Summary: Abraham trusted God late in his life, and believed that God would accomplish the impossible. For this reason, he is called the Father of the Faith for all who believe.
It is no coincidence today that we arrive in our study of Genesis at chapter 12 and the call of Abraham. We started our study in Genesis on January 9, 2011, exactly one year ago today. At that time, our Family Life Center was under construction, the steel being erected. We had no idea that one year later, Faith Bible Church would receive a $500,000 gift to help pay for our new building! We had taken a step of faith, not sure of how the Lord would provide. An as He always does, he has demonstrated his power to us in a profound way so as to strengthen our faith and give him glory!
TODAY, exactly ONE YEAR LATER, we come to Genesis 12, to learn about Abraham’s great step of faith.
There are two events in the life of ABRAHAM bear testimony to his faith in God. The first is here in Genesis 12 where Abram leaves his home country in obedience to the call of God. The second is in Genesis 22, where at the age of 101 Abraham obeys God and demonstrates his willingness to sacrifice his own very son. BOTH events in the last half of his life! Say what you want about the benefits of youth, but all that we know about the remarkable life of Abraham happens after is his 75th birthday! I call that a productive retirement!

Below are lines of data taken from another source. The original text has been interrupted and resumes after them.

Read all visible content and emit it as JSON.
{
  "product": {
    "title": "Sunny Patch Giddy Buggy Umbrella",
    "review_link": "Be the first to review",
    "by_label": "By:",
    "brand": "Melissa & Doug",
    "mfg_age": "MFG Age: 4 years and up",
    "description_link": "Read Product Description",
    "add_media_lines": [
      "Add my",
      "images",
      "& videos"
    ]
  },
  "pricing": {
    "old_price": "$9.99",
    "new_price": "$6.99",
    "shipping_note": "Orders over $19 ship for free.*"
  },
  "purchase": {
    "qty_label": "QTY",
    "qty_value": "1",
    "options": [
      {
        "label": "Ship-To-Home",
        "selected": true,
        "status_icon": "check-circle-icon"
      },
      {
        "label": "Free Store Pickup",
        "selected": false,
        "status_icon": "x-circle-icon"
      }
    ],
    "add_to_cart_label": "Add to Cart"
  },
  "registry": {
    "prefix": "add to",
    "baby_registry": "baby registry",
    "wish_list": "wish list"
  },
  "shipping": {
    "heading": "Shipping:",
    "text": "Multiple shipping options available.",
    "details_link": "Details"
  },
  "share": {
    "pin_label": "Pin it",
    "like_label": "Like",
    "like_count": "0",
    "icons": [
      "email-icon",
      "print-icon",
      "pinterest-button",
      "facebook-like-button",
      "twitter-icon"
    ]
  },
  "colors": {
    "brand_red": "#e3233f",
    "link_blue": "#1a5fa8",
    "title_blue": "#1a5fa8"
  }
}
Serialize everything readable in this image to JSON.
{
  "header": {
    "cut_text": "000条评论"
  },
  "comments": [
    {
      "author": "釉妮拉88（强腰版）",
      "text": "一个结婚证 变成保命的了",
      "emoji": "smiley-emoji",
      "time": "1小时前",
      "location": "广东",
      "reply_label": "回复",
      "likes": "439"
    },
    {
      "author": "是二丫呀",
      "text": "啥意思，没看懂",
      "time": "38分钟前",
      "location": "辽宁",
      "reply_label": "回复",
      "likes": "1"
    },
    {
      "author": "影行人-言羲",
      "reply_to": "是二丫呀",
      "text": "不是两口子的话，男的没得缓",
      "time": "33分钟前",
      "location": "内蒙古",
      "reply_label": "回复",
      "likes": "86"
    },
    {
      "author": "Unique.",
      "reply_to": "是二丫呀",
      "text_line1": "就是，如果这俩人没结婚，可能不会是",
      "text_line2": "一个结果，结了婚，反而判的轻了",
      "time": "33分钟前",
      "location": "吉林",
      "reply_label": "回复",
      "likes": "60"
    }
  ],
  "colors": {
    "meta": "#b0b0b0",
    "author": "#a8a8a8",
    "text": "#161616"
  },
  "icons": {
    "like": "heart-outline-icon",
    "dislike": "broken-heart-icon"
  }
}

Abraham’s life and testimony provide a powerful and clear example of the life of faith to which God calls us. Abraham shows us what it means to trust God. Neither he nor any other human lived this life of faith perfectly, other than Jesus Christ. But Abraham’s faith was so strong, that the New Testament refers to him as “the man of faith” (Galatians 3:9).
Abraham teaches us that our faith is demonstrated through obedience.
Abraham’s obedience profoundly characterizes his life, so much so that throughout the scripture he is referred to as the “Father of Faith.”
During the time of Jesus, and still today, pious Jews look to Abraham as their father in almost purely a genetic way. Jesus confronted this attitude by telling the Jews that their lives were identified with Satan, and not Abraham. They were Jews by genetic descent, but they had long departed from following after Abraham’s example of faith (see John 6 and 8, especially 8:44 “you are of your father the Devil...”).
31 verses in the OT refer to Abraham as “our father.”
18 verses in the NT refer to Abraham as “our father,” including the following:
John 8:39 “Abraham is our father,” they answered. “If you were Abraham’s children,” said Jesus, “then you would do the things Abraham did."
John 8:53–58 "Are you greater than our father Abraham? He died, and so did the prophets. Who do you think you are?” Jesus replied, “If I glorify myself, my glory means nothing. My Father, whom you claim as your God, is the one who glorifies me. Though you do not know him, I know him. If I said I did not, I would be a liar like you, but I do know him and keep his word. Your father Abraham rejoiced at the thought of seeing my day; he saw it and was glad.” “You are not yet fifty years old,” the Jews said to him, “and you have seen Abraham!”“I tell you the truth,” Jesus answered, “before Abraham was born, I am!”
The JEWS thought that this referred to a mere genetic preference from God. But ABRAHAM was their father in a more profound way. Abraham is the FATHER of FAITH.
Romans 4:11 "And he received the sign of circumcision, a seal of the righteousness that he had by faith while he was still uncircumcised. So then, he is the father of all who believe but have not been circumcised, in order that righteousness might be credited to them."
One day, GENETIC ISRAEL will also become SPIRITUAL ISRAEL once again!
Let’s look more deeply at the mechanics of Abraham’s faith. What were the circumstances in which Abraham trusted God?
The first thing that we notice is that Abraham was given SPECIFICS to OBEY, but PROMISES to believe.
There are essentially TWO COMMANDS (Genesis 12:1-2)
1. “Go from your country”
2. “Be a Blessing”
Each command is followed by a series of three blessings. The meaning of this arrangement is emphatic: God would bless Abraham if he obeyed, and God would allow him to bless others.
The phrase “and so you shall be a blessing” in verse two is actually in the same form as the command in verse one. God commanded Abram to “be a blessing,” but he could only accomplish this command if he obeyed the Lord’s command to “GO FORTH.” There is a lesson for us to learn. God wants to use us to be a blessing to others. I think all of us want that, but we must obey the Lord’s call and surrender our lives to him. We must “go forth” and follow him. When we do, he then can use us to be a blessing to others.